Furthermore, we are monitoring and optimizing strategies of adoptive T cell therapy in cancer mouse models.
Recently, we could identify the human bone marrow as a potential target of acute graft-versus-host disease (GvHD) after allogeneic hematopoietic stem cell transplantation (allo-HSCT). Acute leukemic patients and here in particular those displaying systemic acute GvHD and/or those receiving a full-intensity conditioning regimen, showed increased bone marrow T-cell infiltration associated with the loss of osteoblasts and delayed onset of B-cell neogenesis (Figure 1).
Currently, we are interested in 1) unravelling the potential mechanism of human bone marrow GvHD, 2) identifying mechanisms responsible for long-term memory B-cell deficiency post-transplant and 3) the possibility to use “long-living” memory B cells residing in the bone marrow for adoptive cell transfer in immunodeficient patients.
In the field of primary immunodeficiency, we are currently investigating potential pathogenic pathways in patients with primary selective IgM deficiency. We apply a combined approach of NGS whole exome sequencing (in collaboration with the Institute for Medical Genetics, Charité) and analysis of related immune cell function.
Using bioluminescence-reporter mice we are able to easily study the in vivo migration, tumor-infiltration and activation of adoptively transferred T cells. Our aim is to optimize the efficiency of tumor rejection by adoptive T cell therapy (ATT) and to minimize the off-target organ toxicity presenting as GvHD. We have generated a transgenic reporter mouse expressing an NFAT-inducible Click-beetle luciferase (CB/NFAT) in order to be able to visualize T-cell activation in vivo (Figure 2A/B).
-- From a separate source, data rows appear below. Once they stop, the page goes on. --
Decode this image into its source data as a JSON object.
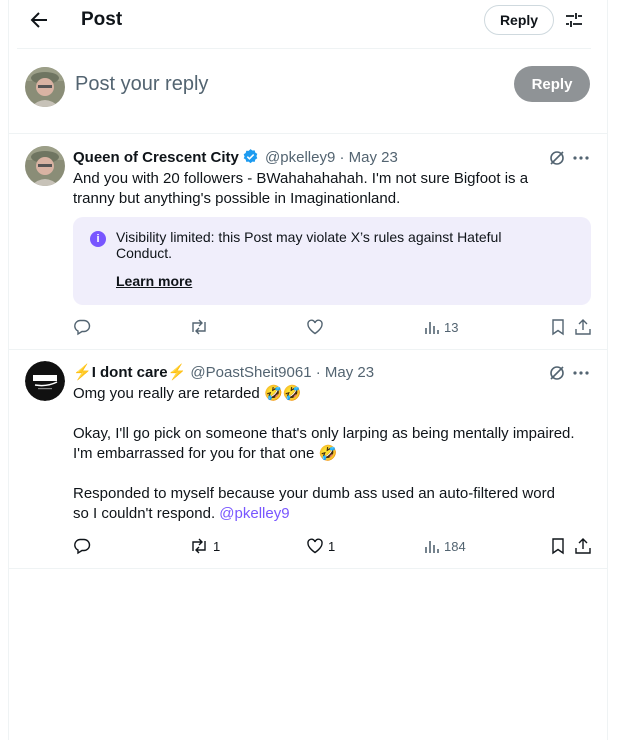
{
  "header": {
    "title": "Post",
    "reply_label": "Reply"
  },
  "compose": {
    "placeholder": "Post your reply",
    "reply_label": "Reply"
  },
  "tweets": [
    {
      "name": "Queen of Crescent City",
      "handle": "@pkelley9",
      "date": "· May 23",
      "lines": [
        "And you with 20 followers - BWahahahahah.  I'm not sure Bigfoot is a",
        "tranny but anything's possible in Imaginationland."
      ],
      "notice": {
        "text": "Visibility limited: this Post may violate X’s rules against Hateful Conduct.",
        "link": "Learn more"
      },
      "views": "13"
    },
    {
      "name_prefix": "⚡",
      "name": "I dont care",
      "name_suffix": "⚡",
      "handle": "@PoastSheit9061",
      "date": "· May 23",
      "line1": "Omg you really are retarded",
      "line1_emoji": "🤣🤣",
      "para2_line1": "Okay, I'll go pick on someone that's only larping as being mentally impaired.",
      "para2_line2": "I'm embarrassed for you for that one",
      "para2_emoji": "🤣",
      "para3_line1": "Responded to myself because your dumb ass used an auto-filtered word",
      "para3_line2": "so I couldn't respond.",
      "mention": "@pkelley9",
      "retweets": "1",
      "likes": "1",
      "views": "184"
    }
  ],
  "colors": {
    "accent": "#1d9bf0",
    "purple": "#7856ff",
    "muted": "#536471",
    "notice_bg": "#f0eefb"
  }
}
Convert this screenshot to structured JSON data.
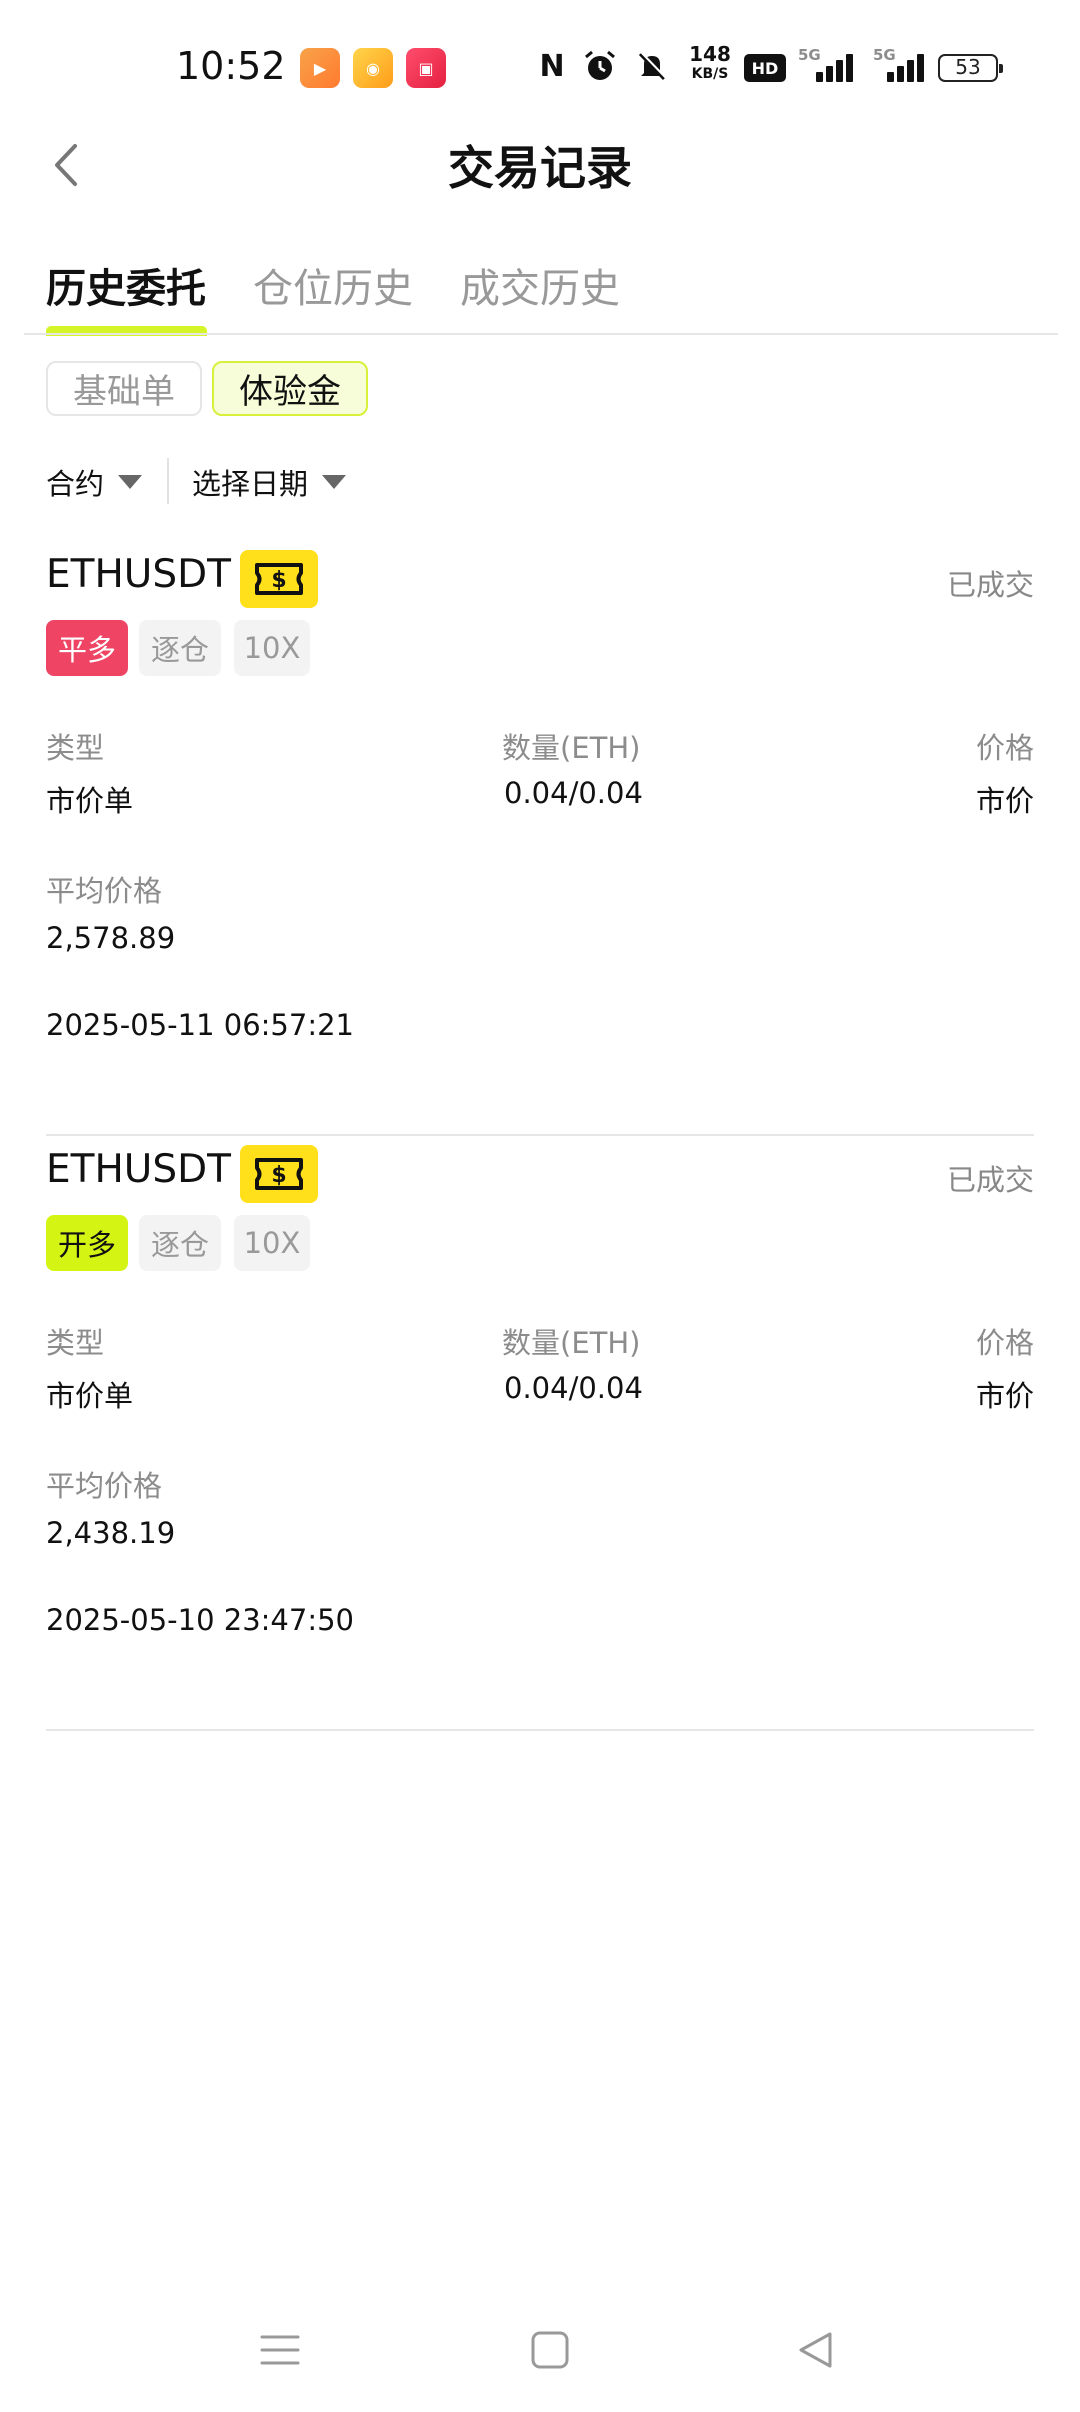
{
  "status_bar": {
    "time": "10:52",
    "net_speed": "148",
    "net_speed_unit": "KB/S",
    "hd_label": "HD",
    "signal1_label": "5G",
    "signal2_label": "5G",
    "battery": "53"
  },
  "header": {
    "title": "交易记录"
  },
  "tabs": [
    {
      "label": "历史委托",
      "active": true
    },
    {
      "label": "仓位历史",
      "active": false
    },
    {
      "label": "成交历史",
      "active": false
    }
  ],
  "sub_tabs": [
    {
      "label": "基础单",
      "active": false
    },
    {
      "label": "体验金",
      "active": true
    }
  ],
  "filters": {
    "contract": "合约",
    "date": "选择日期"
  },
  "orders": [
    {
      "symbol": "ETHUSDT",
      "status": "已成交",
      "side": "平多",
      "margin_mode": "逐仓",
      "leverage": "10X",
      "type_label": "类型",
      "type_value": "市价单",
      "qty_label": "数量(ETH)",
      "qty_value": "0.04/0.04",
      "price_label": "价格",
      "price_value": "市价",
      "avg_label": "平均价格",
      "avg_value": "2,578.89",
      "time": "2025-05-11 06:57:21"
    },
    {
      "symbol": "ETHUSDT",
      "status": "已成交",
      "side": "开多",
      "margin_mode": "逐仓",
      "leverage": "10X",
      "type_label": "类型",
      "type_value": "市价单",
      "qty_label": "数量(ETH)",
      "qty_value": "0.04/0.04",
      "price_label": "价格",
      "price_value": "市价",
      "avg_label": "平均价格",
      "avg_value": "2,438.19",
      "time": "2025-05-10 23:47:50"
    }
  ],
  "colors": {
    "accent": "#d6f526",
    "close_long": "#ef4464",
    "open_long": "#d4f514",
    "badge": "#ffe01a"
  },
  "icons": {
    "back": "chevron-left-icon",
    "badge": "trial-fund-ticket-icon",
    "nav_menu": "menu-icon",
    "nav_home": "home-square-icon",
    "nav_back": "triangle-back-icon"
  }
}
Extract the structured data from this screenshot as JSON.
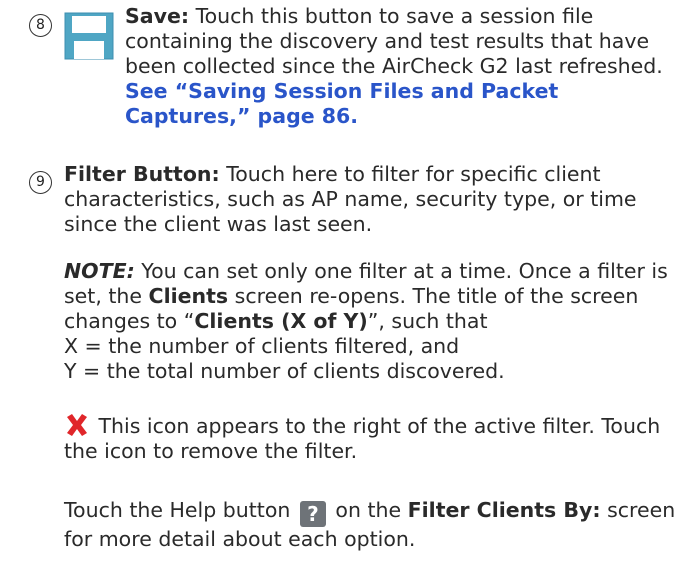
{
  "save_item": {
    "number": "8",
    "icon": "save-icon",
    "title": "Save:",
    "text": " Touch this button to save a session file containing the discovery and test results that have been collected since the AirCheck G2 last refreshed. ",
    "link": "See “Saving Session Files and Packet Captures,” page 86."
  },
  "filter_item": {
    "number": "9",
    "title": "Filter Button:",
    "text": " Touch here to filter for specific client characteristics, such as AP name, security type, or time since the client was last seen."
  },
  "note": {
    "label": "NOTE:",
    "text1": " You can set only one filter at a time. Once a filter is set, the ",
    "clients_bold": "Clients",
    "text2": " screen re-opens. The title of the screen changes to “",
    "title_bold": "Clients (X of Y)",
    "text3": "”, such that",
    "line_x": "X = the number of clients filtered, and",
    "line_y": "Y = the total number of clients discovered."
  },
  "remove_para": {
    "icon": "red-x-icon",
    "text": " This icon appears to the right of the active filter. Touch the icon to remove the filter."
  },
  "help_para": {
    "text1": "Touch the Help button ",
    "icon": "help-icon",
    "icon_glyph": "?",
    "text2": " on the ",
    "bold": "Filter Clients By:",
    "text3": " screen for more detail about each option."
  },
  "colors": {
    "link": "#2a55c9",
    "save_icon": "#4fa6c4",
    "x_icon": "#e0262a",
    "help_bg": "#6e7378"
  }
}
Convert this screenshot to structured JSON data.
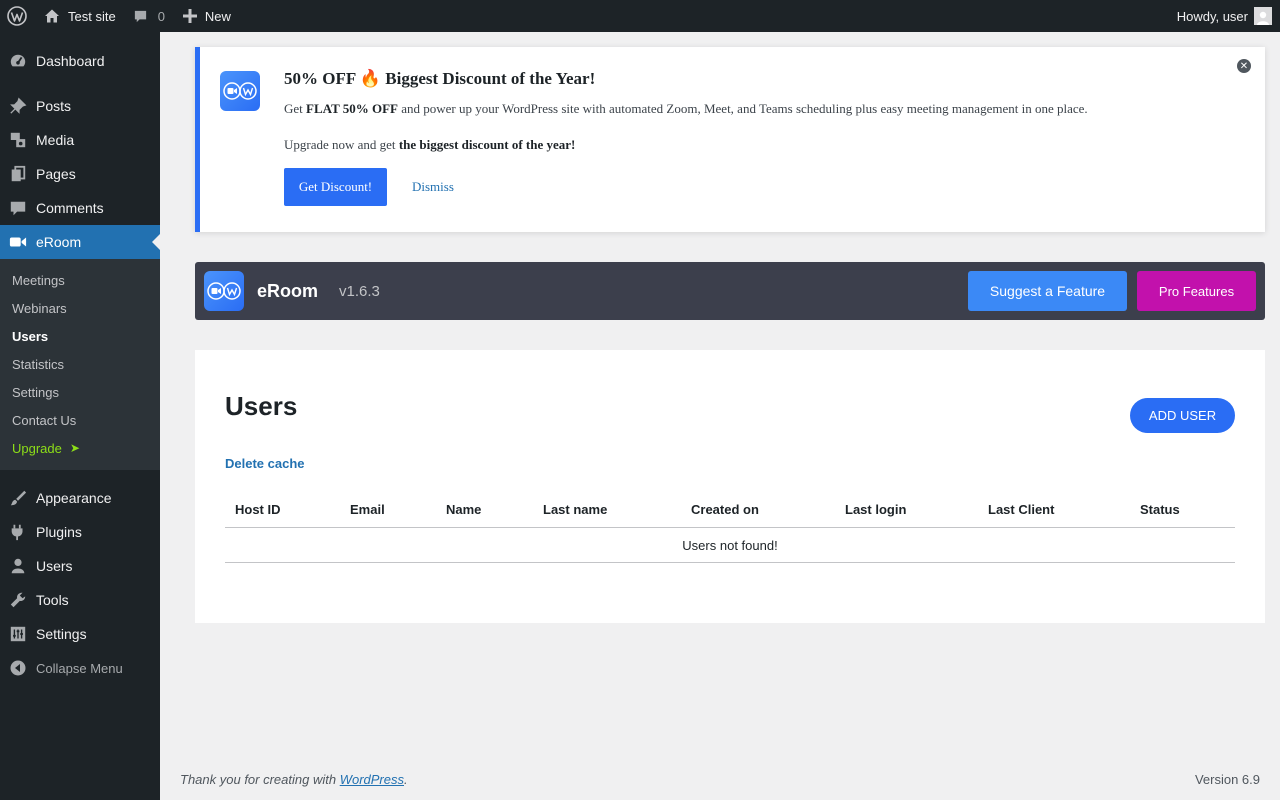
{
  "admin_bar": {
    "site_name": "Test site",
    "comments_count": "0",
    "new_label": "New",
    "greeting": "Howdy, user"
  },
  "sidebar": {
    "dashboard": "Dashboard",
    "posts": "Posts",
    "media": "Media",
    "pages": "Pages",
    "comments": "Comments",
    "eroom": "eRoom",
    "submenu": [
      "Meetings",
      "Webinars",
      "Users",
      "Statistics",
      "Settings",
      "Contact Us",
      "Upgrade"
    ],
    "upgrade_arrow": "➤",
    "appearance": "Appearance",
    "plugins": "Plugins",
    "users": "Users",
    "tools": "Tools",
    "settings": "Settings",
    "collapse": "Collapse Menu"
  },
  "notice": {
    "title": "50% OFF 🔥 Biggest Discount of the Year!",
    "line1_prefix": "Get ",
    "line1_bold": "FLAT 50% OFF",
    "line1_suffix": " and power up your WordPress site with automated Zoom, Meet, and Teams scheduling plus easy meeting management in one place.",
    "line2_prefix": "Upgrade now and get ",
    "line2_bold": "the biggest discount of the year!",
    "discount_button": "Get Discount!",
    "dismiss_button": "Dismiss",
    "accent_color": "#2a6df4"
  },
  "plugin_header": {
    "name": "eRoom",
    "version": "v1.6.3",
    "suggest_button": "Suggest a Feature",
    "pro_button": "Pro Features",
    "pro_color": "#c211ac"
  },
  "users_page": {
    "title": "Users",
    "add_button": "ADD USER",
    "delete_cache": "Delete cache",
    "columns": [
      "Host ID",
      "Email",
      "Name",
      "Last name",
      "Created on",
      "Last login",
      "Last Client",
      "Status"
    ],
    "empty_message": "Users not found!"
  },
  "footer": {
    "thanks_prefix": "Thank you for creating with ",
    "thanks_link": "WordPress",
    "thanks_suffix": ".",
    "version": "Version 6.9"
  }
}
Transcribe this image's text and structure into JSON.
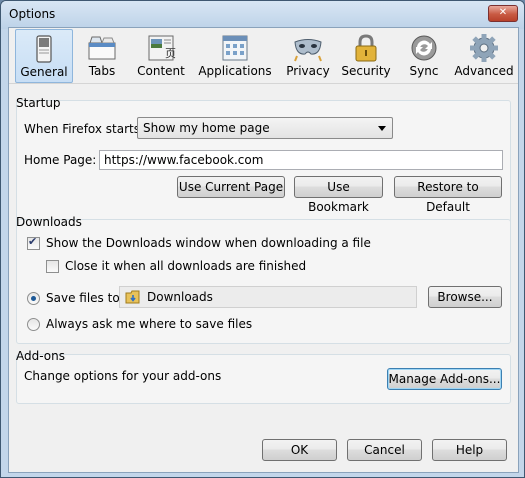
{
  "window": {
    "title": "Options",
    "close_label": "✕"
  },
  "toolbar": {
    "tabs": [
      {
        "label": "General",
        "icon": "general-icon",
        "selected": true
      },
      {
        "label": "Tabs",
        "icon": "tabs-icon"
      },
      {
        "label": "Content",
        "icon": "content-icon"
      },
      {
        "label": "Applications",
        "icon": "applications-icon"
      },
      {
        "label": "Privacy",
        "icon": "privacy-mask-icon"
      },
      {
        "label": "Security",
        "icon": "padlock-icon"
      },
      {
        "label": "Sync",
        "icon": "sync-icon"
      },
      {
        "label": "Advanced",
        "icon": "gear-icon"
      }
    ]
  },
  "startup": {
    "title": "Startup",
    "when_label": "When Firefox starts:",
    "when_value": "Show my home page",
    "home_label": "Home Page:",
    "home_value": "https://www.facebook.com",
    "use_current": "Use Current Page",
    "use_bookmark": "Use Bookmark",
    "restore_default": "Restore to Default"
  },
  "downloads": {
    "title": "Downloads",
    "show_window": "Show the Downloads window when downloading a file",
    "show_window_checked": true,
    "close_it": "Close it when all downloads are finished",
    "close_it_checked": false,
    "save_files_label": "Save files to",
    "save_folder": "Downloads",
    "browse": "Browse...",
    "always_ask": "Always ask me where to save files",
    "selected_option": "save_files"
  },
  "addons": {
    "title": "Add-ons",
    "description": "Change options for your add-ons",
    "manage": "Manage Add-ons..."
  },
  "footer": {
    "ok": "OK",
    "cancel": "Cancel",
    "help": "Help"
  }
}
As a test of our CB/NFAT reporter system in a mouse model of GvHD, we transplanted lethally irradiated male B6 mice with female B6 bone marrow and splenic CB/NFAT T cells and analyzed the transferred transgenic donor T cells via bioluminescence imaging (BLI). Two weeks after transplantation, NFAT activation could be seen predominantly in spleen and gut of male recipients most likely triggered by alloreactivity against the minor antigen HY. Thus, we are able to track adoptively transferred T cells and their spatio-temporal activation pattern mediating GvHD. Furthermore, Renilla luciferase (RLuc) transgenic mice were crossbred with H-Y specific TCR transgenic Marilyn and MataHari mice in order to obtain H-Y specific TCR, RLuc double transgenic CD4+ and CD8+ T cells respectively, used for adoptive transfer into female Rag recipients bearing H-Y antigen expressing tumors like 200.09 or MB49. Transferred RLuc+ MataHari T cells preferentially accumulated within HY antigen positive tumors (Figure 2C). Currently, we are generating a mouse triple transgenic for CB/NFAT, RLuc and the HY-TCR, in order to simultaneously visualize T cell migration and activation in an HY minor mismatched model.
Our clinically relevant transplantation model will enable us to evaluate and improve novel strategies to separate graft-versus-tumor from GvHD effects in the context of ATT.
Prof. Dr. Carmen Scheibenbogen, Institute of Immunology, Berlin, Germany
Prof. Dr. Thomas Blankenstein, Max-Delbrück-Center for Molecular Medicine, Berlin, Germany
Prof. Dr. Renate Arnold, Hematology and Oncology, Charite CVK, Berlin, Germany
Prof. Dr. Lutz Uharek, Hematology and Oncology, Charite CVK, Berlin, Germany
Dr. Simon Fillatreau, Deutsches Rheuma-Forschungszentrum, Berlin, Germany
Dr. Chiara Romagnani, Deutsches Rheuma-Forschungszentrum, Berlin, Germany
Prof. Dr. Marcel van den Brink, Memorial Sloan-Kettering Cancer Center, New York, USA
Prof. Dr. Michel Sadelain, Memorial Sloan-Kettering Cancer Center, New York, USA